Murari, who was born in an illustrious Telugu Naidu family in Chennai (his grandfather’s friends included powerful politicians such as K. Kamaraj), was circled by books as a child. Parts of his childhood figure in Four Steps to Paradise — a novel that he is particularly fond of, as is his Australian wife Maureen.
It tells the story from the eyes of a young boy, Krishna, of how an outsider, a European woman, breaks up a family. “It is biographical in parts,” admits Murari, whose father — a civil servant in the Madras Presidency — married a foreigner after his mother’s death. “This novel is full of depth and strength probably since it is set in my own past,” he reflects.
“Did not Hemingway say that writers should stick to writing what they know? It might be good advice but writers also need to write about things they don’t know and should learn from,” he adds.
His more recent book, Limping to the Centre of the Earth, was one such adventure. The book emerged out of a story. Murari’s wife was caring for an abandoned sick baby who needed an operation which was very risky. “People told me that if I went to Mount Kailash and made a wish, it would come true and I wanted to do it for the child,” says Murari, who made the journey despite a weak knee.
Though not superstitious, he adds that the little baby survived. Now adopted, his photograph adorns a table in the room.
Murari loved his journey to Mount Kailash in Tibet. “It is special; it’s not just an unusual looking mountain. You feel awed standing before it because of its history and age. It dates back to mythology, to the Mahabharata and the Ramayana. I loved the solitude and getting up to 18,000 feet and coming back alive,” he says with a laugh.
If you probe his lack of belief in God, he says, “I prefer to think nature is God.” He scoffs at the Large Hadron Collider’s claim of being closer to locating God’s particle. “The closer they get to it the farther it will move away. The mystery of the universe is such that nobody can solve it.”

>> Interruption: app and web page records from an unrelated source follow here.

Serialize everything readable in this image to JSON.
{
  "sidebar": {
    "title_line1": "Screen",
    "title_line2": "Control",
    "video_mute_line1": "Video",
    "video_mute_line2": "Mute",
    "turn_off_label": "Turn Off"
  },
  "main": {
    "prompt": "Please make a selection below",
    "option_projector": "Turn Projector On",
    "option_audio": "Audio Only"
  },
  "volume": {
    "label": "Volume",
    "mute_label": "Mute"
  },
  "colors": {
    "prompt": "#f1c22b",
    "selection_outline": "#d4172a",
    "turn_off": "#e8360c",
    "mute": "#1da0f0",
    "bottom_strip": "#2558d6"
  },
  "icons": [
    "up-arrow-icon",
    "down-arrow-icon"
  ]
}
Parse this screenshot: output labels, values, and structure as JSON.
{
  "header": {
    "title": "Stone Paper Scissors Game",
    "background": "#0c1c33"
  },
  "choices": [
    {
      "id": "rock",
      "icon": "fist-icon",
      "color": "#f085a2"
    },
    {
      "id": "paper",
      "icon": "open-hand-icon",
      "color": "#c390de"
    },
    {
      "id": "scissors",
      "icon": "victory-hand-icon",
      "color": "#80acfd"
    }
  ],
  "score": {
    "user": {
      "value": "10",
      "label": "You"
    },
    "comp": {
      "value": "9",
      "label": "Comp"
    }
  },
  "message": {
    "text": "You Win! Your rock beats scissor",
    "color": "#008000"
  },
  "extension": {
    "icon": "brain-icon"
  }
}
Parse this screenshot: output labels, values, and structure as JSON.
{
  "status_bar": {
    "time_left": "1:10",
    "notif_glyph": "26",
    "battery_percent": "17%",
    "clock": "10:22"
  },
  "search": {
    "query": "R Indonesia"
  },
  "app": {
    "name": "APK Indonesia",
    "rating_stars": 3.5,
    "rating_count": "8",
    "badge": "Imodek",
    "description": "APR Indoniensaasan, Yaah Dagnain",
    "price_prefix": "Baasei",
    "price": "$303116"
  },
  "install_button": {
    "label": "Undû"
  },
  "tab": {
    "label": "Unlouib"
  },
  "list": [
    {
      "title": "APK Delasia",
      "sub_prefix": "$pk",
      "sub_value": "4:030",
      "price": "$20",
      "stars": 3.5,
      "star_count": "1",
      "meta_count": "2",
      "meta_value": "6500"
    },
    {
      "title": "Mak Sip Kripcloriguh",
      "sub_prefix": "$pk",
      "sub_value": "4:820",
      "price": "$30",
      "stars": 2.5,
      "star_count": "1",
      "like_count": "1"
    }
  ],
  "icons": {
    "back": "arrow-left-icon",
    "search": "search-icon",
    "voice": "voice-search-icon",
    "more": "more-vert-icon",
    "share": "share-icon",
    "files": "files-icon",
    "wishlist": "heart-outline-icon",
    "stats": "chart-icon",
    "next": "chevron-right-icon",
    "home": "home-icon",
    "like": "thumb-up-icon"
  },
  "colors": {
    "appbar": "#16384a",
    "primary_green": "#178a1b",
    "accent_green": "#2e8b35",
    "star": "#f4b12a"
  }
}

Cricket, which plays a huge role in Taliban Cricket club, is a big passion. Having learnt cricket in what was Chennai from his grandfather and father, Murari later played with the likes of British playwrights Harold Pinter and Tom Stoppard and American writer James Baldwin when he lived in New York.
Baldwin, in fact, once advised him against taking up the onerous task of becoming a full-time writer. But Murari wrote, even while he focused on making documentaries. It was while shooting a documentary on detectives in South Bronx in New York (“cops are wonderful storytellers”) that he got the grist for a mystery novel, Shooters.
New York was also where he married Maureen. You can tell that Murari was a handsome man in his younger days. Even now, tall and distinguished looking with a receding hairline, dark bushy eyebrows and lively black eyes, he is quite a force to reckon with.
But Murari stressed that he got “tired” of the US. Along with Maureen, he returned to India in 1988 to become a part of “changing” India. “I wanted to write about India with authority by living here rather than as a tourist,” Murari says, adding that his father’s failing health also prompted him to return.
Murari admits that it has not been an easy transition to live in “exciting but exacerbating India” after living away for 30 years. “I don’t regret it. Sometimes, I feel restless, dislocated. Though I have come home, it is not quite home,” he says quoting Tom Wolfe: “You can never return, you can never go home.”